→ **WORK TO COMPLETE**
Each record below should be written out again exactly.

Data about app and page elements
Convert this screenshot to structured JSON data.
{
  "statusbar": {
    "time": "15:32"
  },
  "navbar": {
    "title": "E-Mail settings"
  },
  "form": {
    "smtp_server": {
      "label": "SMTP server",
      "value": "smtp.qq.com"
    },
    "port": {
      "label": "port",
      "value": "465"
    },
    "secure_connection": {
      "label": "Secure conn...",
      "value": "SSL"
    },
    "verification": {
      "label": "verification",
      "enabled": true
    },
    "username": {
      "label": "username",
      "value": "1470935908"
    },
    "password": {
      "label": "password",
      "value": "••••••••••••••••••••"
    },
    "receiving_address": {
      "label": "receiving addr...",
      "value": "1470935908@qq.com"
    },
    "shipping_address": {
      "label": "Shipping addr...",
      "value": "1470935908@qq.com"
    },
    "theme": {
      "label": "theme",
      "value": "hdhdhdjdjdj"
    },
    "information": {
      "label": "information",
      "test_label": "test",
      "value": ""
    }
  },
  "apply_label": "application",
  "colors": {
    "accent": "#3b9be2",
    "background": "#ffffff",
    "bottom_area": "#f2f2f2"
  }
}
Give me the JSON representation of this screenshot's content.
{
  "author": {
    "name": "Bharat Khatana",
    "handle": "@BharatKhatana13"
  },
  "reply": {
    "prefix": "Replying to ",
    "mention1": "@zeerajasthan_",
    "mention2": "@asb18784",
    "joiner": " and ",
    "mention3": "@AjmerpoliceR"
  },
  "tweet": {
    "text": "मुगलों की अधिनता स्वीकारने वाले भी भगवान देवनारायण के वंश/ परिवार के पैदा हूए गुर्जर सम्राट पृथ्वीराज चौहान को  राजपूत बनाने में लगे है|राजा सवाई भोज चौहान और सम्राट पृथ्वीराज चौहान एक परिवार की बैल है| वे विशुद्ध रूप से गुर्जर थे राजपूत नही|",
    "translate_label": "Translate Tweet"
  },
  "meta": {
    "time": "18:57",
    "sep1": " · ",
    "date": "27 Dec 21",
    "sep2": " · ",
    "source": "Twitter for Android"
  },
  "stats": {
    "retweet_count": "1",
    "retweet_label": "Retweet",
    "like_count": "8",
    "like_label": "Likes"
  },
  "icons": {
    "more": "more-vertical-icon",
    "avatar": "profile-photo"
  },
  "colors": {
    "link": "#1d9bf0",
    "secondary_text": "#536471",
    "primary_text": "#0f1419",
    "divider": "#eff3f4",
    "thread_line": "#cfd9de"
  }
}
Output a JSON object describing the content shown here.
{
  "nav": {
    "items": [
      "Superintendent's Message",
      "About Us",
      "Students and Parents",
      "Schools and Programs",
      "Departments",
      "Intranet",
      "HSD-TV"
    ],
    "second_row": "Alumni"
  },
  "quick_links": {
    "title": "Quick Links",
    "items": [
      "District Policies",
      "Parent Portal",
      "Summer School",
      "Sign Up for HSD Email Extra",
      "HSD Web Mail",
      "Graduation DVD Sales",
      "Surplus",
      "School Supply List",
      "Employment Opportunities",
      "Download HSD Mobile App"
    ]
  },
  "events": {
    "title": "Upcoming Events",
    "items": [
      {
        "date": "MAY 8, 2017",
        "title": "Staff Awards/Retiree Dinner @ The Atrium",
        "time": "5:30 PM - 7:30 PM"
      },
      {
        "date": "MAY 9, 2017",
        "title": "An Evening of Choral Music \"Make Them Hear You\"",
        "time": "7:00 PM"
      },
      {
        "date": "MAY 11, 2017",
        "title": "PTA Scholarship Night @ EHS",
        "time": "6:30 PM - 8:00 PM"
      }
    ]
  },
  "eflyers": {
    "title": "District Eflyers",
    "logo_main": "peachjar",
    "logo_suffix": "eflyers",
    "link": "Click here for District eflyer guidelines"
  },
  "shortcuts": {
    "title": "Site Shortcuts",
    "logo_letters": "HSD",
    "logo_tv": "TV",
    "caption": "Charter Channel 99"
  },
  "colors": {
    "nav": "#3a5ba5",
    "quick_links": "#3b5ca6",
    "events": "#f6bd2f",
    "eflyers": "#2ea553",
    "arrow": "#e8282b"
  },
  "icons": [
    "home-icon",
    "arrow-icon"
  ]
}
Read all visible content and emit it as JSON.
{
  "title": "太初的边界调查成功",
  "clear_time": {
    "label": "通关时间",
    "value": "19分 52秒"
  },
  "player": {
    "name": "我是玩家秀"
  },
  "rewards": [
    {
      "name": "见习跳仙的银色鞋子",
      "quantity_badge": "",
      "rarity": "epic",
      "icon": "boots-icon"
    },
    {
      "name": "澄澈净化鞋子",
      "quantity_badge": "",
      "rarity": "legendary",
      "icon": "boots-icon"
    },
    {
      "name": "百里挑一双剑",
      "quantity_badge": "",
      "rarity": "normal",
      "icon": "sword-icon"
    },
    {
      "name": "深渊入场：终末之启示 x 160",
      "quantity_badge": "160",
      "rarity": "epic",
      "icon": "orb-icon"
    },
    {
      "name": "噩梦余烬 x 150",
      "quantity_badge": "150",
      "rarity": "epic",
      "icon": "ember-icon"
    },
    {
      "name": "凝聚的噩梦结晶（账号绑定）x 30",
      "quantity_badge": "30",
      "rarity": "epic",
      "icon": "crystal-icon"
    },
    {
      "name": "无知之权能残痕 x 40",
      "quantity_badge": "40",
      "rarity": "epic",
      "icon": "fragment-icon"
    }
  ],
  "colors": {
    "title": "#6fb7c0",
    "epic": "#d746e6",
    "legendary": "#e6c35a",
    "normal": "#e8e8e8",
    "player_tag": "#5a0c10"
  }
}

→ **RESULT**
Convert this screenshot to structured JSON data.
{
  "statusbar": {
    "time": "15:32"
  },
  "navbar": {
    "title": "E-Mail settings"
  },
  "form": {
    "smtp_server": {
      "label": "SMTP server",
      "value": "smtp.qq.com"
    },
    "port": {
      "label": "port",
      "value": "465"
    },
    "secure_connection": {
      "label": "Secure conn...",
      "value": "SSL"
    },
    "verification": {
      "label": "verification",
      "enabled": true
    },
    "username": {
      "label": "username",
      "value": "1470935908"
    },
    "password": {
      "label": "password",
      "value": "••••••••••••••••••••"
    },
    "receiving_address": {
      "label": "receiving addr...",
      "value": "1470935908@qq.com"
    },
    "shipping_address": {
      "label": "Shipping addr...",
      "value": "1470935908@qq.com"
    },
    "theme": {
      "label": "theme",
      "value": "hdhdhdjdjdj"
    },
    "information": {
      "label": "information",
      "test_label": "test",
      "value": ""
    }
  },
  "apply_label": "application",
  "colors": {
    "accent": "#3b9be2",
    "background": "#ffffff",
    "bottom_area": "#f2f2f2"
  }
}
Give me the JSON representation of this screenshot's content.
{
  "author": {
    "name": "Bharat Khatana",
    "handle": "@BharatKhatana13"
  },
  "reply": {
    "prefix": "Replying to ",
    "mention1": "@zeerajasthan_",
    "mention2": "@asb18784",
    "joiner": " and ",
    "mention3": "@AjmerpoliceR"
  },
  "tweet": {
    "text": "मुगलों की अधिनता स्वीकारने वाले भी भगवान देवनारायण के वंश/ परिवार के पैदा हूए गुर्जर सम्राट पृथ्वीराज चौहान को  राजपूत बनाने में लगे है|राजा सवाई भोज चौहान और सम्राट पृथ्वीराज चौहान एक परिवार की बैल है| वे विशुद्ध रूप से गुर्जर थे राजपूत नही|",
    "translate_label": "Translate Tweet"
  },
  "meta": {
    "time": "18:57",
    "sep1": " · ",
    "date": "27 Dec 21",
    "sep2": " · ",
    "source": "Twitter for Android"
  },
  "stats": {
    "retweet_count": "1",
    "retweet_label": "Retweet",
    "like_count": "8",
    "like_label": "Likes"
  },
  "icons": {
    "more": "more-vertical-icon",
    "avatar": "profile-photo"
  },
  "colors": {
    "link": "#1d9bf0",
    "secondary_text": "#536471",
    "primary_text": "#0f1419",
    "divider": "#eff3f4",
    "thread_line": "#cfd9de"
  }
}
Output a JSON object describing the content shown here.
{
  "nav": {
    "items": [
      "Superintendent's Message",
      "About Us",
      "Students and Parents",
      "Schools and Programs",
      "Departments",
      "Intranet",
      "HSD-TV"
    ],
    "second_row": "Alumni"
  },
  "quick_links": {
    "title": "Quick Links",
    "items": [
      "District Policies",
      "Parent Portal",
      "Summer School",
      "Sign Up for HSD Email Extra",
      "HSD Web Mail",
      "Graduation DVD Sales",
      "Surplus",
      "School Supply List",
      "Employment Opportunities",
      "Download HSD Mobile App"
    ]
  },
  "events": {
    "title": "Upcoming Events",
    "items": [
      {
        "date": "MAY 8, 2017",
        "title": "Staff Awards/Retiree Dinner @ The Atrium",
        "time": "5:30 PM - 7:30 PM"
      },
      {
        "date": "MAY 9, 2017",
        "title": "An Evening of Choral Music \"Make Them Hear You\"",
        "time": "7:00 PM"
      },
      {
        "date": "MAY 11, 2017",
        "title": "PTA Scholarship Night @ EHS",
        "time": "6:30 PM - 8:00 PM"
      }
    ]
  },
  "eflyers": {
    "title": "District Eflyers",
    "logo_main": "peachjar",
    "logo_suffix": "eflyers",
    "link": "Click here for District eflyer guidelines"
  },
  "shortcuts": {
    "title": "Site Shortcuts",
    "logo_letters": "HSD",
    "logo_tv": "TV",
    "caption": "Charter Channel 99"
  },
  "colors": {
    "nav": "#3a5ba5",
    "quick_links": "#3b5ca6",
    "events": "#f6bd2f",
    "eflyers": "#2ea553",
    "arrow": "#e8282b"
  },
  "icons": [
    "home-icon",
    "arrow-icon"
  ]
}
Read all visible content and emit it as JSON.
{
  "title": "太初的边界调查成功",
  "clear_time": {
    "label": "通关时间",
    "value": "19分 52秒"
  },
  "player": {
    "name": "我是玩家秀"
  },
  "rewards": [
    {
      "name": "见习跳仙的银色鞋子",
      "quantity_badge": "",
      "rarity": "epic",
      "icon": "boots-icon"
    },
    {
      "name": "澄澈净化鞋子",
      "quantity_badge": "",
      "rarity": "legendary",
      "icon": "boots-icon"
    },
    {
      "name": "百里挑一双剑",
      "quantity_badge": "",
      "rarity": "normal",
      "icon": "sword-icon"
    },
    {
      "name": "深渊入场：终末之启示 x 160",
      "quantity_badge": "160",
      "rarity": "epic",
      "icon": "orb-icon"
    },
    {
      "name": "噩梦余烬 x 150",
      "quantity_badge": "150",
      "rarity": "epic",
      "icon": "ember-icon"
    },
    {
      "name": "凝聚的噩梦结晶（账号绑定）x 30",
      "quantity_badge": "30",
      "rarity": "epic",
      "icon": "crystal-icon"
    },
    {
      "name": "无知之权能残痕 x 40",
      "quantity_badge": "40",
      "rarity": "epic",
      "icon": "fragment-icon"
    }
  ],
  "colors": {
    "title": "#6fb7c0",
    "epic": "#d746e6",
    "legendary": "#e6c35a",
    "normal": "#e8e8e8",
    "player_tag": "#5a0c10"
  }
}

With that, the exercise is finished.